New features included:
- Quicker ack from requester
- Separate responses from completer
- Combined data and ack.
Though they were not game changers they all aimed to provide greater transmission flexibility and flow.
Issue C also inserted minor clarifications like:
- BE for write transactions
- field changes during retried request
- response during pending snoops
- TraceTag value propagation
2019 (CHI-D) Issue D – update
Issue D gained minor performance enhancements, and like its predecessors, more new features and specification clarifications.
This iteration saw the TxnID width upped from 8 to 10 bits. Why was this minor change important? It increased the number of outstanding transactions allowed. Arm claimed this was, “needed for high latency chip-to-chip interfacing.”
Another key enhancement was the Completer Busy indication.
“The Completer Busy indication is a mechanism for the Completer of a transaction to indicate its current level of activity. This signaling provides additional information to a Requester on how aggressive it can be in generating speculative activity to improve performance.”
Optimizations to the Ordered Write Observation Flow were updated.
“This specification provides a (optimized and non-optimized) mechanism termed Streaming Ordered Writes (OWO) to more efficiently stream such ordered Write transactions.”
Other notable additions included:
- Persist transactions and responses
- Interface parity
- Memory System Performance Resource Partitioning and Monitoring (MPAM)
- ICache Invalidation broadcast signal
With the availability of the Cadence Verification IP for CHI, adopters can start working with these specifications immediately, ensuring compliance with the standard and achieving the fastest path to IP and SoC verification closure.

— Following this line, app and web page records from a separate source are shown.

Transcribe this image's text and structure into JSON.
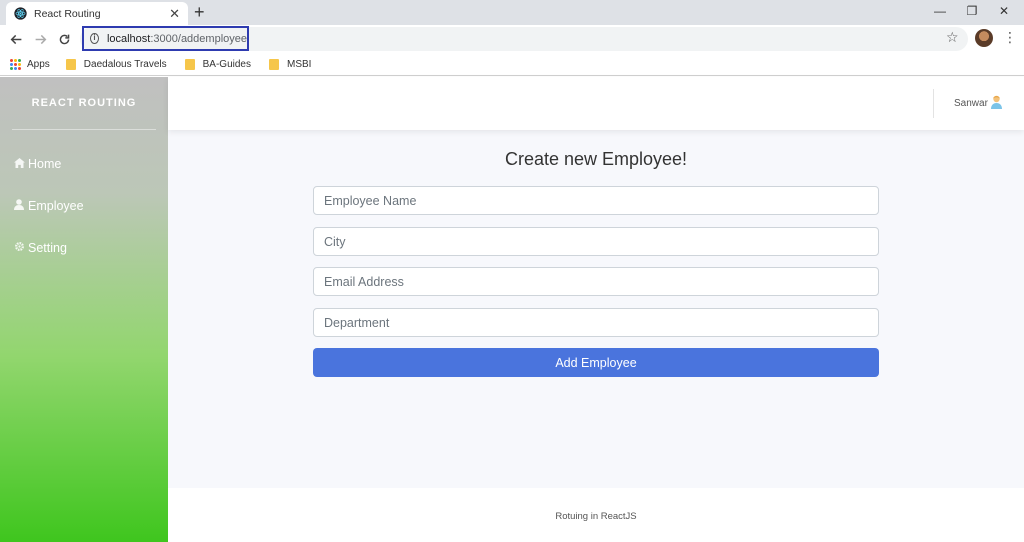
{
  "browser": {
    "tab_title": "React Routing",
    "tab_close": "✕",
    "new_tab": "+",
    "window_controls": {
      "minimize": "—",
      "restore": "❐",
      "close": "✕"
    },
    "url_host": "localhost",
    "url_rest": ":3000/addemployee",
    "bookmarks": [
      {
        "label": "Apps",
        "icon": "apps-grid-icon"
      },
      {
        "label": "Daedalous Travels",
        "icon": "folder-icon"
      },
      {
        "label": "BA-Guides",
        "icon": "folder-icon"
      },
      {
        "label": "MSBI",
        "icon": "folder-icon"
      }
    ]
  },
  "sidebar": {
    "brand": "REACT ROUTING",
    "items": [
      {
        "label": "Home",
        "icon": "home-icon"
      },
      {
        "label": "Employee",
        "icon": "user-icon"
      },
      {
        "label": "Setting",
        "icon": "gear-icon"
      }
    ]
  },
  "header": {
    "username": "Sanwar"
  },
  "form": {
    "title": "Create new Employee!",
    "fields": [
      {
        "placeholder": "Employee Name",
        "value": ""
      },
      {
        "placeholder": "City",
        "value": ""
      },
      {
        "placeholder": "Email Address",
        "value": ""
      },
      {
        "placeholder": "Department",
        "value": ""
      }
    ],
    "submit_label": "Add Employee"
  },
  "footer": {
    "text": "Rotuing in ReactJS"
  },
  "colors": {
    "accent": "#4a74dd",
    "sidebar_top": "#c0c0c0",
    "sidebar_bottom": "#3fc61e"
  }
}
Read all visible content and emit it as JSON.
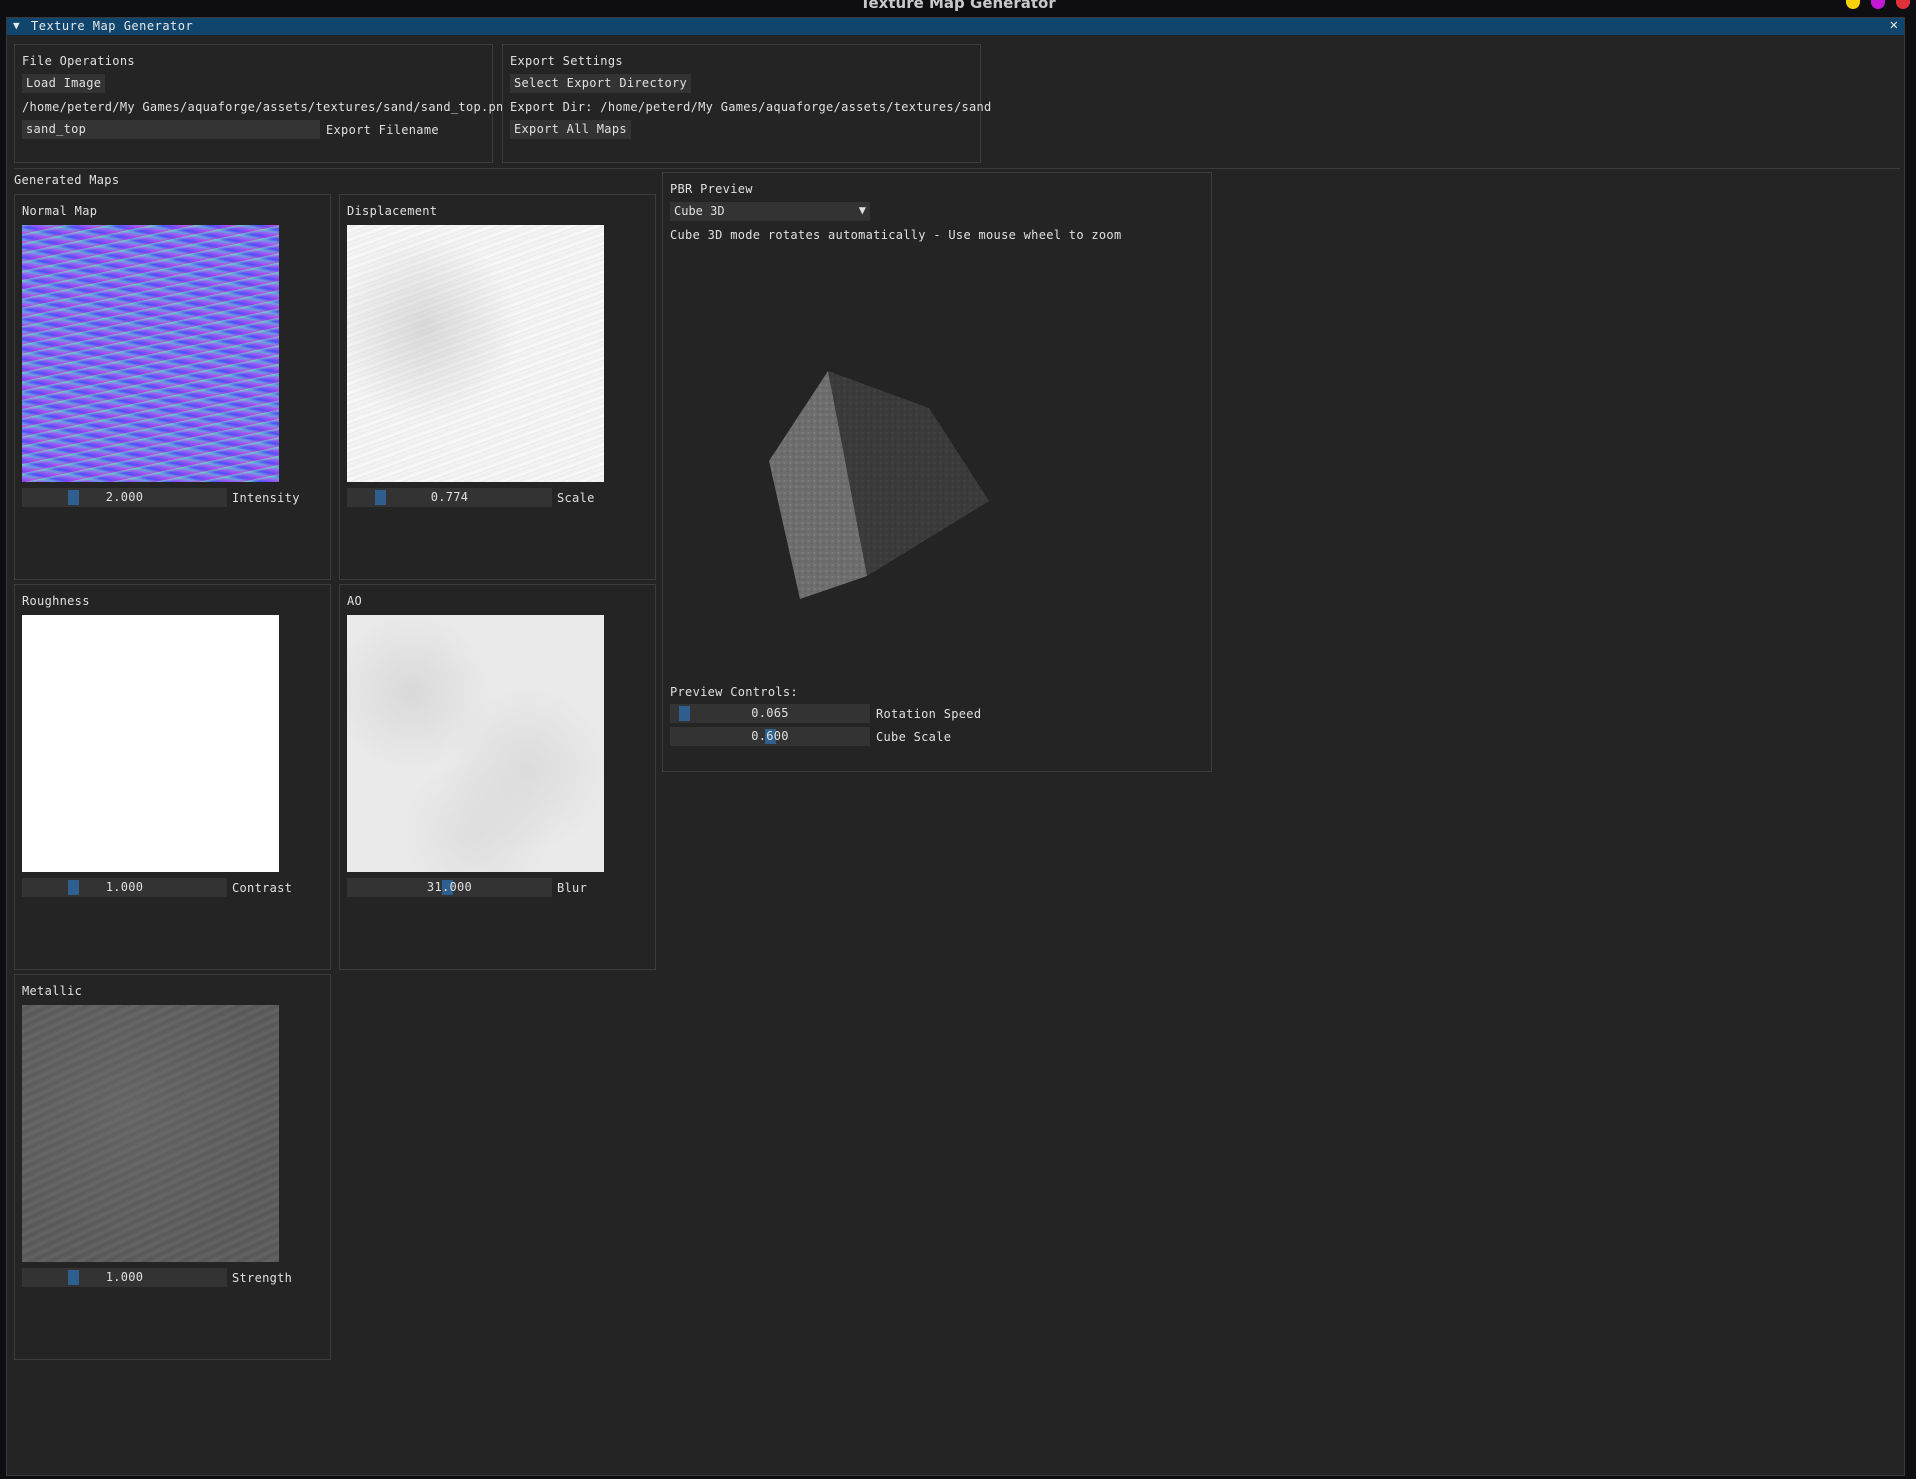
{
  "os": {
    "title": "Texture Map Generator",
    "dots": [
      "#f5d20a",
      "#c418d4",
      "#e0303a"
    ]
  },
  "window": {
    "title": "Texture Map Generator",
    "collapse_glyph": "▼",
    "close_glyph": "✕"
  },
  "file_ops": {
    "title": "File Operations",
    "load_label": "Load Image",
    "path": "/home/peterd/My Games/aquaforge/assets/textures/sand/sand_top.png",
    "filename_value": "sand_top",
    "filename_label": "Export Filename"
  },
  "export_settings": {
    "title": "Export Settings",
    "select_dir_label": "Select Export Directory",
    "export_dir": "Export Dir: /home/peterd/My Games/aquaforge/assets/textures/sand",
    "export_all_label": "Export All Maps"
  },
  "generated_maps": {
    "title": "Generated Maps",
    "maps": [
      {
        "title": "Normal Map",
        "value": "2.000",
        "param": "Intensity",
        "level": 0.25
      },
      {
        "title": "Displacement",
        "value": "0.774",
        "param": "Scale",
        "level": 0.15
      },
      {
        "title": "Roughness",
        "value": "1.000",
        "param": "Contrast",
        "level": 0.25
      },
      {
        "title": "AO",
        "value": "31.000",
        "param": "Blur",
        "level": 0.5
      },
      {
        "title": "Metallic",
        "value": "1.000",
        "param": "Strength",
        "level": 0.25
      }
    ]
  },
  "pbr": {
    "title": "PBR Preview",
    "mode": "Cube 3D",
    "hint": "Cube 3D mode rotates automatically - Use mouse wheel to zoom",
    "controls_title": "Preview Controls:",
    "rotation_value": "0.065",
    "rotation_label": "Rotation Speed",
    "rotation_level": 0.05,
    "scale_value": "0.600",
    "scale_label": "Cube Scale",
    "scale_level": 0.5
  },
  "colors": {
    "accent": "#2e5f8f",
    "title_bar": "#10466e",
    "window_bg": "#242424"
  }
}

Want to know more about the next CHI specification update? Stay tuned …